These look like punctuation characters, or parts of expressions. Can they really be considered control structures? Well, in Perl-think, almost anything is possible, so let's see what we're talking about here.
Often, you run across "if this, then that." We've previously seen these two forms:
Here's a third (and believe it or not, there are still others):
Why does this statement work? Isn't that the logical-and operator? Check out what happens when
And in fact, Perl does just that. Perl evaluates
Likewise, the logical
Finally, the C-like ternary operator:
but you could have eliminated all of that punctuation. For example, you could write:
($a < 10) ? ($b = $a) : ($a = $b);
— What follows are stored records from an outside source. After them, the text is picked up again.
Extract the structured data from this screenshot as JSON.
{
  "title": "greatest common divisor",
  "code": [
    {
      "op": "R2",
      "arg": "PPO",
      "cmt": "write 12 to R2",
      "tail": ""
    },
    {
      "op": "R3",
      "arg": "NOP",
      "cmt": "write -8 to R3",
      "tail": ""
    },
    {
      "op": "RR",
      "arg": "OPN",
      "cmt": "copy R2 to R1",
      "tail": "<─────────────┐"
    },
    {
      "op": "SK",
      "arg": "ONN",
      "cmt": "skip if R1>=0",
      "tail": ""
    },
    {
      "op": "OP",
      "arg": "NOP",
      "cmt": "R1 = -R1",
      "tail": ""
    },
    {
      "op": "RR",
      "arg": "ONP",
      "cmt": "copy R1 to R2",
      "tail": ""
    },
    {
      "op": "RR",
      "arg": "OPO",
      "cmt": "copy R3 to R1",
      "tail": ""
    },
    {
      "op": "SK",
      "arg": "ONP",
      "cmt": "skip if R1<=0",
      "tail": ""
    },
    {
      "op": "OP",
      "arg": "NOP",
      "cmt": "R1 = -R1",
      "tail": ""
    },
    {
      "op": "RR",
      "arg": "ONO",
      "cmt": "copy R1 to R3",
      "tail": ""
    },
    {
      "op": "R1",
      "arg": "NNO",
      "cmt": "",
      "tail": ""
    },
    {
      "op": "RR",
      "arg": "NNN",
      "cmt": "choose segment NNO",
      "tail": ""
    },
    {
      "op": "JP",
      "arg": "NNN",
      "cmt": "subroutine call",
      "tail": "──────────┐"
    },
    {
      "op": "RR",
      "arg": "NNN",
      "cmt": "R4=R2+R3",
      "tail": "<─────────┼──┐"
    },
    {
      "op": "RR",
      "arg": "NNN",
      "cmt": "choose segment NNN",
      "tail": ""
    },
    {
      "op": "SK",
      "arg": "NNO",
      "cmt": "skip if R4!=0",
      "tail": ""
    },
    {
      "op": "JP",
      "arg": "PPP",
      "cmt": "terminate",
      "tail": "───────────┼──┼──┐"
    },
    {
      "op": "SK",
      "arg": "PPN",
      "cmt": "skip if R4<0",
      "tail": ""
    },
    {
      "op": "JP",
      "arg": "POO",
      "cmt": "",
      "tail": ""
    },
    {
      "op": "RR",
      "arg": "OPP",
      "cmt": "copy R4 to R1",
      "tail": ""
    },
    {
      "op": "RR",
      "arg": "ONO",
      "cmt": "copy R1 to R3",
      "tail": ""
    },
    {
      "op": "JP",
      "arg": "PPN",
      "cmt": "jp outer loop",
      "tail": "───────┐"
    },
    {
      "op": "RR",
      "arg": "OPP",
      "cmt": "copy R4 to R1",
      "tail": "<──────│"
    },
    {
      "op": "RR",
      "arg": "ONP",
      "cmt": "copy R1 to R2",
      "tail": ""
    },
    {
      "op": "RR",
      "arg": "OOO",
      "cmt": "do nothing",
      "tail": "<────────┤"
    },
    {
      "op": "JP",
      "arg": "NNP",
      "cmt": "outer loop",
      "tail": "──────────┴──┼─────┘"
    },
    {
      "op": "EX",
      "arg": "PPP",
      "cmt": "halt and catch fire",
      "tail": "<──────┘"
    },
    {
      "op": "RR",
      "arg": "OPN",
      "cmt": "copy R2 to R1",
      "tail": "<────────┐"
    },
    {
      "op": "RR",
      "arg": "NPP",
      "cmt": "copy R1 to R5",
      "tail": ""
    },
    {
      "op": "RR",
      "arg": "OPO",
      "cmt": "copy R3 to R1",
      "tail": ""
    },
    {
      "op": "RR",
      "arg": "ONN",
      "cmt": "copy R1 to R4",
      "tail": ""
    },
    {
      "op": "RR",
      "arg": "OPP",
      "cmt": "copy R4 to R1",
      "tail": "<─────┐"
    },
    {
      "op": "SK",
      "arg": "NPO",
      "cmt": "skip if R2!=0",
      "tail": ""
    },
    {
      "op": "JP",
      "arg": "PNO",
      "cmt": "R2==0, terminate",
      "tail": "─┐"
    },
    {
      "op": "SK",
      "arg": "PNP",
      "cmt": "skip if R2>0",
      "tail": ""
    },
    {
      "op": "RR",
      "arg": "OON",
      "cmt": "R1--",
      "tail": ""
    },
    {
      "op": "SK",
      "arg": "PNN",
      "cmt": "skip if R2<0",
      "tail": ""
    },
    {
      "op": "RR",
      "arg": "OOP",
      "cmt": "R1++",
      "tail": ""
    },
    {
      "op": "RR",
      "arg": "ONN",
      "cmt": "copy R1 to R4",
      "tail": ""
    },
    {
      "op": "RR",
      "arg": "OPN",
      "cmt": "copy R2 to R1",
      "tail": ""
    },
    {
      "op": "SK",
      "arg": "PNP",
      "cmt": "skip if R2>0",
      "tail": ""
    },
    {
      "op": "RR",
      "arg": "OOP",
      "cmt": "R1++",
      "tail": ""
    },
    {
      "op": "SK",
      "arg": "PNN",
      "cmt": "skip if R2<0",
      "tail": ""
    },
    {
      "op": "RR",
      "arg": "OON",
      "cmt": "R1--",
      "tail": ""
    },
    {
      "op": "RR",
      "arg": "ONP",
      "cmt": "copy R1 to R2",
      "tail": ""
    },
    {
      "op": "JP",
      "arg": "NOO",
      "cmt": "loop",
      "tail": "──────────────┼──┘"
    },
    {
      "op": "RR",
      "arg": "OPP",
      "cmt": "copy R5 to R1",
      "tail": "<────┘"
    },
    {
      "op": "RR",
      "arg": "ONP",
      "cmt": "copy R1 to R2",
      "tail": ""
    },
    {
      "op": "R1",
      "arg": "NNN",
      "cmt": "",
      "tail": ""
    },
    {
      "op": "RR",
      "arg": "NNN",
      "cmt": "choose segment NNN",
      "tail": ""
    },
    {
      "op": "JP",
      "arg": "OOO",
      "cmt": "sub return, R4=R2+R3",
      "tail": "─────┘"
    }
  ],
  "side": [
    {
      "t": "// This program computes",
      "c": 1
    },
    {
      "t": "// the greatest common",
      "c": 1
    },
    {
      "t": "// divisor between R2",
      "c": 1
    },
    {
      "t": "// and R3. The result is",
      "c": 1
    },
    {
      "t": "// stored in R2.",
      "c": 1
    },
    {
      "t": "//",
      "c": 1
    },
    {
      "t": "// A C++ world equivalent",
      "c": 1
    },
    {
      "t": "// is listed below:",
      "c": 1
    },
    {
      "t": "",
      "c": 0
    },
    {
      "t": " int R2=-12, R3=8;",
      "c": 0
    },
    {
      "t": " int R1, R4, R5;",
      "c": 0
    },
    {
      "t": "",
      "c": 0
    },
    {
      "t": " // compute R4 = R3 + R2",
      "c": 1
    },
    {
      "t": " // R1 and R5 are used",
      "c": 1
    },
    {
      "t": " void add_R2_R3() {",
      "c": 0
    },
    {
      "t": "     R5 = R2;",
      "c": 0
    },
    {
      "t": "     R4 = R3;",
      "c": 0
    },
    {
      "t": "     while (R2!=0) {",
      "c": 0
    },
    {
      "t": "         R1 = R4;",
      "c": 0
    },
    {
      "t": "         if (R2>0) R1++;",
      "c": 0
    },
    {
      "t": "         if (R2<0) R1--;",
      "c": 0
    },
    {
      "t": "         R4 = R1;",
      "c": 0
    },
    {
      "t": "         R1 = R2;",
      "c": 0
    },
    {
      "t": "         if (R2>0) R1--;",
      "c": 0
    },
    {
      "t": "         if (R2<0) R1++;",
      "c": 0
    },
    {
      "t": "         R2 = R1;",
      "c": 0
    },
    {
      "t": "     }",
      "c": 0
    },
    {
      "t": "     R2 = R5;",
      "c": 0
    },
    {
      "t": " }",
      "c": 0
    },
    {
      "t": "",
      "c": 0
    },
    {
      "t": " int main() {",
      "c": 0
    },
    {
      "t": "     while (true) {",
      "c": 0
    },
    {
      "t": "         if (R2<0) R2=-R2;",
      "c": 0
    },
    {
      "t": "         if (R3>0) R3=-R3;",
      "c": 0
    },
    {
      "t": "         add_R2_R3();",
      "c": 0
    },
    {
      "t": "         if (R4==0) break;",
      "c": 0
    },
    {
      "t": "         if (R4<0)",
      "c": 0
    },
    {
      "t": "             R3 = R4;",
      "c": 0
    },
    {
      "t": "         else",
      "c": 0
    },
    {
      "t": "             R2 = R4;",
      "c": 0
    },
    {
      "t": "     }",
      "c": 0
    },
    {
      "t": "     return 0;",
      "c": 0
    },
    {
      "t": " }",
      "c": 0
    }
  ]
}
Which one should you use? Your choice depends on your mood, sometimes, or on how big each of the expression parts are, or on whether you need to parenthesize the expressions because of precedence conflicts. Look at other people's programs, and see what they do. You'll probably see a little of each. Larry suggests that you put the most important part of the expression first, so that it stands out.